Is levomepromazine a useful drug in treatment-resistant schizophrenia?

Acta Psychiatr Scand. 1992 Mar;85(3):243-5. doi: 10.1111/j.1600-0447.1992.tb08603.x.


Levomepromazine (LMP) unexpectedly improved 16 of 23 chronic treatment-resistant schizophrenic patients who were hospitalized in most cases for at least 2 years and who manifested positive symptoms, irritability and, in many cases, restlessness, hostility, uncooperativeness, poor concentration and aggressive behavior. Improvement led to discharge in 7 (6 to a foster home), placement on a waiting list for a foster home in 4 and improved behavior and autonomy in 5 patients. Five subjects developed seizures and 1 agranulocytosis.

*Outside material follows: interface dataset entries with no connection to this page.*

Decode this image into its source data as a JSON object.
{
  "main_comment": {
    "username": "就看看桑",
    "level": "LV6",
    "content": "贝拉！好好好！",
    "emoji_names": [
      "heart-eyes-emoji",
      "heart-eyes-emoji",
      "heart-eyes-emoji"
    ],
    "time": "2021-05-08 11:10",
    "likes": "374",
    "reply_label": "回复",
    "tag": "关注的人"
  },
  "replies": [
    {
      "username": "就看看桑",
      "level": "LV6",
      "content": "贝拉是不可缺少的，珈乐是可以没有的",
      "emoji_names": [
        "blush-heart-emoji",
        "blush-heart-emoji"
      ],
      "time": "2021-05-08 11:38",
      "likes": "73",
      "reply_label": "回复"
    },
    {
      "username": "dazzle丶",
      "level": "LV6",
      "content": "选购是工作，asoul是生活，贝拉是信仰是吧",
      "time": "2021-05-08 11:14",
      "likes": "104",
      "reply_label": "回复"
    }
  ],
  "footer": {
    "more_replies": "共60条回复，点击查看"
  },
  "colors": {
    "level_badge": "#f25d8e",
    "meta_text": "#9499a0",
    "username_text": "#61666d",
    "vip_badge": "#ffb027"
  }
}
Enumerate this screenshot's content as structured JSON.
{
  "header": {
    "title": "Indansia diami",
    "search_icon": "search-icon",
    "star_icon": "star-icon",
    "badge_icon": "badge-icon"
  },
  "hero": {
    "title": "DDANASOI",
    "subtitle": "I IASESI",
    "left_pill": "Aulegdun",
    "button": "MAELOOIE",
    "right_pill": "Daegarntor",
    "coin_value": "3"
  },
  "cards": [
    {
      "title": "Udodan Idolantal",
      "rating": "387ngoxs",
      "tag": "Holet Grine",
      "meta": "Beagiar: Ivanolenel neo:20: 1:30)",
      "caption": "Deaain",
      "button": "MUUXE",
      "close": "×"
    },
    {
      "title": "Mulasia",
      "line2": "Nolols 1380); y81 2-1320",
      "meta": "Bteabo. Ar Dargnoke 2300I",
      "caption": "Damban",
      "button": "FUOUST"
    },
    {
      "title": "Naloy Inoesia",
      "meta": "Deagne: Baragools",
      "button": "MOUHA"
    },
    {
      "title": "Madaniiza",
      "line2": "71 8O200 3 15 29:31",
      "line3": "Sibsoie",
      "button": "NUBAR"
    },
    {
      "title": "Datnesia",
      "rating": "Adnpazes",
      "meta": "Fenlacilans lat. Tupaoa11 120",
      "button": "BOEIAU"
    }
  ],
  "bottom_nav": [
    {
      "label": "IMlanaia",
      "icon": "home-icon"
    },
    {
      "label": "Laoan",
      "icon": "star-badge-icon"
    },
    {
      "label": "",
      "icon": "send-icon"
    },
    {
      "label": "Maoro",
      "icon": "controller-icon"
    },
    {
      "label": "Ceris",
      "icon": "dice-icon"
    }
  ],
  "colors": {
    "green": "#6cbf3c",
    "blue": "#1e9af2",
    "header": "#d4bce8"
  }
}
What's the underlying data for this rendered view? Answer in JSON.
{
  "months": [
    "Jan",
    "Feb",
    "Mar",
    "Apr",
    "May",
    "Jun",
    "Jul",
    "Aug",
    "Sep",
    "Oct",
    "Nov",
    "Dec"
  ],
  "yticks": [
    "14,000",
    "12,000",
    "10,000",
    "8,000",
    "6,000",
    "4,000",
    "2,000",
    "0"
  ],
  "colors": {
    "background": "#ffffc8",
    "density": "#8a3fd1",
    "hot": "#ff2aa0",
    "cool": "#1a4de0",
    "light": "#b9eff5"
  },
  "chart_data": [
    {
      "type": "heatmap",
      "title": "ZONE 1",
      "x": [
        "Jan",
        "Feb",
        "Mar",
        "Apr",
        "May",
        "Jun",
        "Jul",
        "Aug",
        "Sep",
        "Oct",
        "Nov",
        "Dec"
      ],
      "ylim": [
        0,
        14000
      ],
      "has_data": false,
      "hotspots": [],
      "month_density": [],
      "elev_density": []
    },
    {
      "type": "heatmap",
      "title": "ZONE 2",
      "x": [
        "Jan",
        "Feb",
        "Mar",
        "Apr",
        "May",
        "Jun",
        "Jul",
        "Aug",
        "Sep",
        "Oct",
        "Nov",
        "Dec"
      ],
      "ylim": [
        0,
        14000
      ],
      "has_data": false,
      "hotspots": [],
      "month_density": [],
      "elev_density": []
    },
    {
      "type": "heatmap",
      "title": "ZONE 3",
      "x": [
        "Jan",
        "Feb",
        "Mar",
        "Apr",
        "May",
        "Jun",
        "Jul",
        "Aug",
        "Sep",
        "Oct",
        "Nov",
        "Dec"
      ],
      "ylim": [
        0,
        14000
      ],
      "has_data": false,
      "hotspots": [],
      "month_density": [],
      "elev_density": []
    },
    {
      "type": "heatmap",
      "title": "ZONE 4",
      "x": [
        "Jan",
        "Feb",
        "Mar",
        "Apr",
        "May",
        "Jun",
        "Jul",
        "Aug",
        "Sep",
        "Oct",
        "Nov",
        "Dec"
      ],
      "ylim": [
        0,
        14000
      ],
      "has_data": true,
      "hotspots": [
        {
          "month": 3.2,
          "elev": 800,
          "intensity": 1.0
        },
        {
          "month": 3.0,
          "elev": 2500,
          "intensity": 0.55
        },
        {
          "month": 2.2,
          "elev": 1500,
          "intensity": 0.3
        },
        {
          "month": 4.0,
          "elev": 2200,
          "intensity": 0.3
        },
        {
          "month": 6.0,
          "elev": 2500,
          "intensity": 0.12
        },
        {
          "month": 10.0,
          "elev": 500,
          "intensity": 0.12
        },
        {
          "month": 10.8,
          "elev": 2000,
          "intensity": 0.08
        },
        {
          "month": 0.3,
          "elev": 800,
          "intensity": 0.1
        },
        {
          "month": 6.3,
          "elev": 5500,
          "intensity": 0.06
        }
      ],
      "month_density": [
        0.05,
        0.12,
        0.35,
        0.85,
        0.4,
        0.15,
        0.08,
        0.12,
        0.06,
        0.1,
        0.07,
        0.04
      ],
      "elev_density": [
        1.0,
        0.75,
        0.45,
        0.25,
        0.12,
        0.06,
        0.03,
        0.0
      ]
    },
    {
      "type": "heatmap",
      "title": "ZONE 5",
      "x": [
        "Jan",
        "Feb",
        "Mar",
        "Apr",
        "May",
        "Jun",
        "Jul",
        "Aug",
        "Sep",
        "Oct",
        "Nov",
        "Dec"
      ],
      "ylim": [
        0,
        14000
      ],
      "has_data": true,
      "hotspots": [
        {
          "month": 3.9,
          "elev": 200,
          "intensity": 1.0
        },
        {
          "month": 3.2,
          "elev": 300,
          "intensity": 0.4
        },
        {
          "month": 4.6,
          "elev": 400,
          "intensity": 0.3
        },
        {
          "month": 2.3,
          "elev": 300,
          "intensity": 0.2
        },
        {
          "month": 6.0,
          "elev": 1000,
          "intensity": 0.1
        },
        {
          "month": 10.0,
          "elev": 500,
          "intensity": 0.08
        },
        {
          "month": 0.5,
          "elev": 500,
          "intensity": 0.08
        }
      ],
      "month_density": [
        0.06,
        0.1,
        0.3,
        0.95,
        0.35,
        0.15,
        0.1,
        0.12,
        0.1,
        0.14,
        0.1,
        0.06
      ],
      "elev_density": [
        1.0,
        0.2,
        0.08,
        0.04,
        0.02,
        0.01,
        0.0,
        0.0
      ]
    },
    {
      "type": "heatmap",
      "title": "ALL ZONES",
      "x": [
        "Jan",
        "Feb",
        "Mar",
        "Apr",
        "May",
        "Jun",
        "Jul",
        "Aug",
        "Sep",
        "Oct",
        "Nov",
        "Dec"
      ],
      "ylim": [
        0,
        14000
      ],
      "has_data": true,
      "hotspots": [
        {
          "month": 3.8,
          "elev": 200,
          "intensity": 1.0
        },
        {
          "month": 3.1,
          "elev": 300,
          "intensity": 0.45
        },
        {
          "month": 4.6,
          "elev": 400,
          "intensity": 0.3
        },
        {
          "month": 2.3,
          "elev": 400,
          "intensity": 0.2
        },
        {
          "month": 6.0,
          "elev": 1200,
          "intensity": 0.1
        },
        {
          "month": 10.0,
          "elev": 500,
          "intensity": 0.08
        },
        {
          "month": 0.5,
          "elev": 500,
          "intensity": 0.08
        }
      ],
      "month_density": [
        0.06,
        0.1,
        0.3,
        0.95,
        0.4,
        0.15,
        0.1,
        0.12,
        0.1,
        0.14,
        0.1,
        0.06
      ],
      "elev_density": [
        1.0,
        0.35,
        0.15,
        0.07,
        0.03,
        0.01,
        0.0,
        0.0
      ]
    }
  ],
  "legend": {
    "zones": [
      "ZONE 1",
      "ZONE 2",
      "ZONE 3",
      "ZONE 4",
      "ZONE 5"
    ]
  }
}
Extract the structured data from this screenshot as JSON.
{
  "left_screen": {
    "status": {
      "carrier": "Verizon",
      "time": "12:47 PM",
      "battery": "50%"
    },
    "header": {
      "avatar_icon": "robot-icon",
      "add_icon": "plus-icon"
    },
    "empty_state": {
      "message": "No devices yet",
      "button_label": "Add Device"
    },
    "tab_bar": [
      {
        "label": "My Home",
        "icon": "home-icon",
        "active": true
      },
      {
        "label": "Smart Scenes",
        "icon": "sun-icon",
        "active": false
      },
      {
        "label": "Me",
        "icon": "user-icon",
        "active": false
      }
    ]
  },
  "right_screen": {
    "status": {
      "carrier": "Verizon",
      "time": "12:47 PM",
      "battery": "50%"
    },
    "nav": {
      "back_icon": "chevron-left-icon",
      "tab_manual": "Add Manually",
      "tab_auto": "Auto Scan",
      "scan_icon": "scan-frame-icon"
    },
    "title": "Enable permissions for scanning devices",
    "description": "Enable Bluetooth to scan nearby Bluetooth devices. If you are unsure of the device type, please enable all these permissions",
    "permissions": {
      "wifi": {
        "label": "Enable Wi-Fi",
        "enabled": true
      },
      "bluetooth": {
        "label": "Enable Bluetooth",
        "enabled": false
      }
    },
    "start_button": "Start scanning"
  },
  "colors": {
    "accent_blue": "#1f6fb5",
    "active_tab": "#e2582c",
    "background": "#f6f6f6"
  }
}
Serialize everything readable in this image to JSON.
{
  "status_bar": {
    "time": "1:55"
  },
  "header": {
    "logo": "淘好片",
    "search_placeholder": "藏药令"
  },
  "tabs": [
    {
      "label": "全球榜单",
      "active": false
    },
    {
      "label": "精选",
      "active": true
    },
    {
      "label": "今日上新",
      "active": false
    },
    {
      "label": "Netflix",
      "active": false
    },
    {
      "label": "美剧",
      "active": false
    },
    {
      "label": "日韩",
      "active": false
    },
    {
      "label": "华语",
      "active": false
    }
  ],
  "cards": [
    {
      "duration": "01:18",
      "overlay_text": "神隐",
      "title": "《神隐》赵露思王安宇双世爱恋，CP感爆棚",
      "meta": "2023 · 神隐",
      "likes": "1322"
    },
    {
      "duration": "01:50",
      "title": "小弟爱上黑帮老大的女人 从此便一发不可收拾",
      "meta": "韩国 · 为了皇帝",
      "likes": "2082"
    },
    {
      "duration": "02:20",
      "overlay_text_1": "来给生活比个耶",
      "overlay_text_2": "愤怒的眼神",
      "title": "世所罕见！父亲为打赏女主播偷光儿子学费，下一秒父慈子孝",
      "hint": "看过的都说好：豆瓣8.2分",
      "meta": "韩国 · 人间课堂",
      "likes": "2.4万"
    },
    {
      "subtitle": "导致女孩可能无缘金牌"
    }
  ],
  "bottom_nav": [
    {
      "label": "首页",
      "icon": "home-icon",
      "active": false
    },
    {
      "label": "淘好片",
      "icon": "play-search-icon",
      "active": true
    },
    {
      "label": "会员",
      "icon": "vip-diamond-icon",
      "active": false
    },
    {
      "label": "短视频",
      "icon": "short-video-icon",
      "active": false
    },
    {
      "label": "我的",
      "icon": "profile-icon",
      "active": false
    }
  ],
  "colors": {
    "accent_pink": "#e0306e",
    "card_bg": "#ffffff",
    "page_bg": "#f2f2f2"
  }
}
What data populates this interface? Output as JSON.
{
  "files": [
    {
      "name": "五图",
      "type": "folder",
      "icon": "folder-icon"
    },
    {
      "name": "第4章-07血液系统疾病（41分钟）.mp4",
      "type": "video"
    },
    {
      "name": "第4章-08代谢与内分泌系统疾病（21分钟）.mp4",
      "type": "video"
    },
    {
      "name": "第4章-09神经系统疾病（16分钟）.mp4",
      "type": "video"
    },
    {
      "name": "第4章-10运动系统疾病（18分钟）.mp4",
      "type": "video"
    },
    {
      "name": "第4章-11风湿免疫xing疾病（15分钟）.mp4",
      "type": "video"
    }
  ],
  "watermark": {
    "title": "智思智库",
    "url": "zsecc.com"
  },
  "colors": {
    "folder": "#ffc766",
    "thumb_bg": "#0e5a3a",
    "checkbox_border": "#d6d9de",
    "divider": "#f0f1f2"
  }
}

Whether improvement with LMP is caused by unique antischizophrenic properties or by diminished liability to induce side effects such as akathisia, a formal controlled study of LMP in treatment-resistant schizophrenia is merited.

MeSH terms

  • Adult
  • Aggression / drug effects
  • Agranulocytosis / chemically induced
  • Chronic Disease
  • Dose-Response Relationship, Drug
  • Female
  • Humans
  • Male
  • Methotrimeprazine / adverse effects
  • Methotrimeprazine / therapeutic use*
  • Middle Aged
  • Psychiatric Status Rating Scales
  • Schizophrenia / drug therapy*
  • Schizophrenic Psychology*
  • Social Behavior


  • Methotrimeprazine